February 14, 2020

Carbon Monoxide Detectors provided to help Raymond families

The Raymond Fire Rescue Association has again been busy assisting Raymond families in need.  Following upon a project last year with the Portland Chapter of the American Red Cross to install smoke detectors, the department visited a number of families recently who were physically or financially unable to have carbon monoxide detectors.  

Raymond Fire and Rescue Association has partnered with the Raymond Village Community Church U.C.C. with money from the church’s Lou & Betty Somers Fund to install a number of detectors in Raymond. Thanks as well go to Lowe’s in Windham and the Raymond Lions for their assistance in getting this new and important project underway.

Carbon monoxide (CO) is a killer at the top of the list of poisonings in the U.S., with around 400 deaths annually and 20,000 visits to the emergency room. The reason is that CO is an odorless, colorless, tasteless gas that cannot be detected without a home CO detector.

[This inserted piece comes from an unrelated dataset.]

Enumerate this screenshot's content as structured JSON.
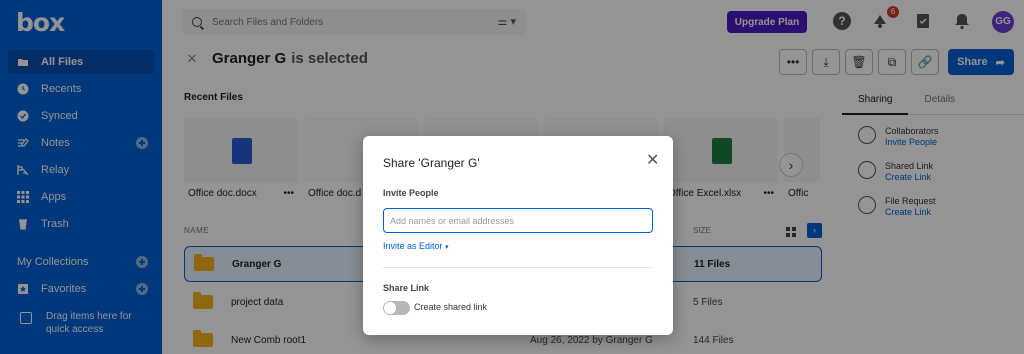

CO can issue from faulty heating units, generators, and other appliances that depend on hydrocarbon fuels. CO displaces the oxygen in the blood’s hemoglobin and can cause death if a person doesn’t quickly get out of the environment causing the CO. 

Typical symptoms are dizziness, headache, nausea, weakness for no apparent reason. While it can impact everyone including pets, infants, the elderly, and those with underlying medical issues are at especial risk.

CO detectors are available at hardware and home supply stores, and typically cost between $15 to $70, depending on model. These devices typically have a life span of seven to ten years, depending on model, and must be replaced because they become less sensitive to CO after that time period. It is generally recommended to consider those that plug into an AC outlet, but also have battery backup in case of a power failure. 

 If you are unable to afford or install these devices yourself, please call the Raymond Central Fire Station (207 655-1187) ask to be called by the fire prevention officer.

Submitted by Raymond Fire Rescue Association Member John Facella, jafacella@yahoo.com, 978-799-8900

No comments:

Post a Comment